Technology plays pivotal role in PCMH demos
Video chats, case tracking among key tools
NASHVILLE, TN – Last year, the Centers for Medicare & Medicaid Services provided grants to 500 Federally Qualified Health Centers (FQHCs) for a demonstration project to showcase how the Patient-Centered Medical Home (PCMH) model can improve care and lower costs.
The FQHCs are reporting teamwork has improved greatly – and IT is playing a major role in making that happen.
“There have been times when I’ve been awestruck by the feeling of support and camaraderie among our team members,” said Mary Szecsey, executive director of West County Health Centers, which serves 12,000 patients in three communities in western Sonoma County in California. “Technically, our biggest challenge has been getting the self-management systems in place,” she said. “Overall, it has been a huge investment in redefining roles, staff training, and workflow redesign. But we’re getting pretty good at change management here.”

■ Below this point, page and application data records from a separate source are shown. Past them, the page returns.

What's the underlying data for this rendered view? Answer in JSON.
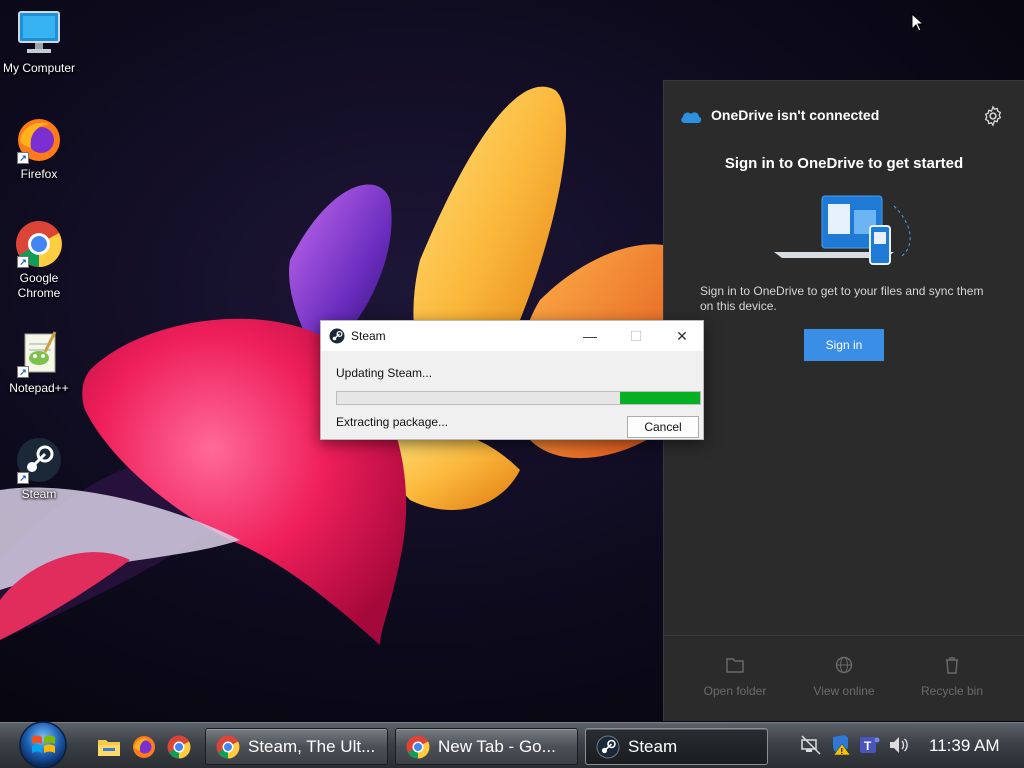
{
  "desktop": {
    "icons": [
      {
        "label": "My Computer",
        "icon": "computer-icon"
      },
      {
        "label": "Firefox",
        "icon": "firefox-icon"
      },
      {
        "label": "Google Chrome",
        "icon": "chrome-icon"
      },
      {
        "label": "Notepad++",
        "icon": "notepadpp-icon"
      },
      {
        "label": "Steam",
        "icon": "steam-icon"
      }
    ]
  },
  "onedrive": {
    "title": "OneDrive isn't connected",
    "heading": "Sign in to OneDrive to get started",
    "description": "Sign in to OneDrive to get to your files and sync them on this device.",
    "signin_label": "Sign in",
    "footer": [
      {
        "label": "Open folder",
        "icon": "folder-icon"
      },
      {
        "label": "View online",
        "icon": "globe-icon"
      },
      {
        "label": "Recycle bin",
        "icon": "trash-icon"
      }
    ],
    "accent": "#3a8ee6"
  },
  "steam_dialog": {
    "title": "Steam",
    "status": "Updating Steam...",
    "substatus": "Extracting package...",
    "cancel_label": "Cancel",
    "progress_fraction": 0.22,
    "progress_color": "#06b025",
    "controls": {
      "minimize": "—",
      "maximize": "☐",
      "close": "✕"
    }
  },
  "taskbar": {
    "pinned": [
      "file-explorer-icon",
      "firefox-icon",
      "chrome-icon"
    ],
    "windows": [
      {
        "label": "Steam, The Ult...",
        "icon": "chrome-icon"
      },
      {
        "label": "New Tab - Go...",
        "icon": "chrome-icon"
      },
      {
        "label": "Steam",
        "icon": "steam-icon",
        "active": true
      }
    ],
    "tray": [
      "network-off-icon",
      "security-warning-icon",
      "teams-icon",
      "volume-icon"
    ],
    "clock": "11:39 AM"
  }
}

West County’s IT system has been a work in progress. “We already had an EHR in place, but we needed to add better data analytics tools,” said Jason Cunningham, DO, West County’s medical director. “Now I can easily analyze data at a core team level to monitor how we’re managing our diabetes, HIV and hepatitis C populations.”
Cunningham adds that technology is improving communication among all West County’s care teams, which include behavioral health, a teen clinic and even one health coach.
“Our health coach spends an hour with a patient, then does a video chat with the provider,” said Cunningham. “The coach is specially trained in motivational interviewing and active listening, and she’s really helping our patients with setting realistic health goals and sticking to them. In similar fashion, our nurses take iPads when they make home visits so they can video chat with the physician at the point of care.”
“Most of our work so far has been in team development,” said Mary Bufwack, CEO of United Neighborhood, which operates nine freestanding community clinics in Nashville, Tenn. “We’ve implemented a ‘morning huddle’ that includes not just the provider and medical assistant, but the behavioral health and customer service people as well.”
As part of the PCMH demo, United Neighborhood received $35,000 in federal funds from the Bureau of Primary Health Care.
“We used that money to begin implementing a robust reporting and case management tool,” said Bufwack. “It will sit on top of the patient’s electronic health record and pulls data from it. We’re planning to go live in June, and we anticipate that it will greatly improve our case management tracking. EHRs are really good at documenting, but the reporting features aren’t always the best. This new tool will help us manage our diabetes cases more effectively.”
United Neighborhood is also taking part in a Medicare PCMH initiative. “CMS chose our Cayce Family Clinic in east Nashville because over 200 Medicare patients use that facility for primary care,” said Bufwack. “This initiative provides an extra management fee – $6 per member per month – to help us improve quality and engagement with our Medicare population.”
Both West County and United Neighborhood have taken steps to make their front office team more service-oriented. “We’re planning to centralize our appointment system so that our front desk people will have more time to deliver real customer service,” said Bufwack.